Case Type: Whistleblower/Qui Tam
Company: Fortinet, Inc.
According to settlement documents released Friday in a qui tam case against California-based network security company Fortinet, Inc., the relator represented by Sanford Heisler Sharp was awarded 19% of the $545,000 the company was fined for selling equipment made in China to the U.S. Government.
Realtor Yuxin “Jay” Fang was represented in the matter by Sanford Heisler Sharp’s Washington, D.C. Managing Partner Vincent McKnight and its Washington, D.C. Senior Litigation Counsel John McKnight.
While working at a Fortinet facility in Canada preparing electronic products for sale to the U.S. government and other customers, Fang noticed “Made in China” product labels were being removed and replaced with labels that either did not state or misrepresented the country of origin. He collected the discarded labels and later discovered the company’s practice was a violation of the U.S. Trade Agreements Act (TAA), which does not allow the U.S. Government to purchase products made in China except under limited circumstances.
Fang filed a qui tam action in the U.S. District Court for Northern California in January 2016, alleging Fortinet labeled or omitted labels of products in a way that falsely represented them as compliant with the TAA. While the matter was under investigation by U.S. officials, former Akin Gump partner Jeffrey Wertkin hatched a scheme to sell copies of sealed government complaints he had collected when he worked for the US Attorney, including Yang’s qui tam complaint.
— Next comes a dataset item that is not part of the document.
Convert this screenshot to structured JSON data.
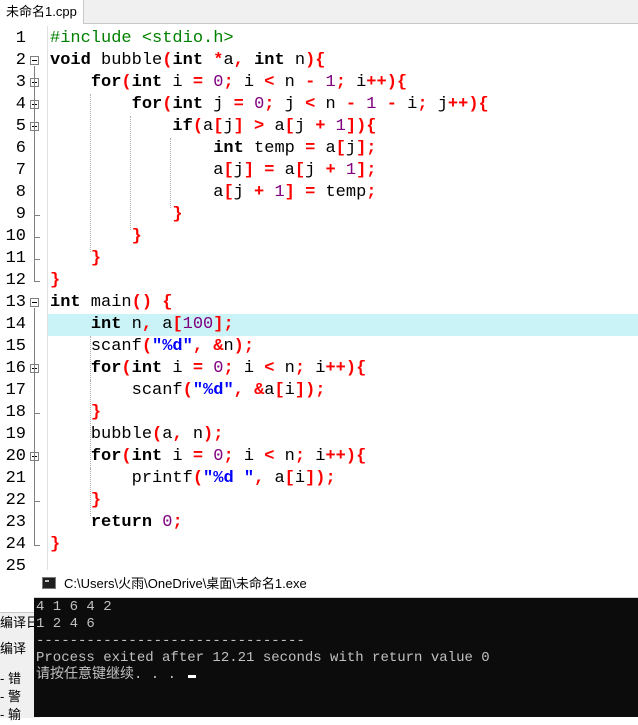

When Wertkin approached Fortinet for a deal, the company notified federal authorities, which led to a sting operation that culminated in Wertkin’s arrest and conviction.
“On the one hand, Fortinet engaged in a brazen and fraudulent scheme that included creating phony labels, but on the other hand, the company did the right thing when Wertkin offered to sell it sealed government documents,” said Vincent McKnight. “I am certain its cooperation influenced the amount of the final settlement agreement on the mislabeling charges.”
At the end of the day, Fortinet paid a $545,000 fine for mislabeling its products between 2009 and 2016; Fang was awarded 19% of the fine; and Wertkin is serving time for his crime.
“Jay is an honest, courageous man, whose willingness to act when he discovered wrongdoing by his employer put a stop to practices contrary to U.S. trade law. He was very deserving of a substantial share of Fortinet’s settlement,” said John McKnight.
[Case citation: In U.S. District Court for the Northern District of California captioned United States ex rel. Ytmin “Jay” Fang v.Fortinet, Inc., et al., Case No. l6-31]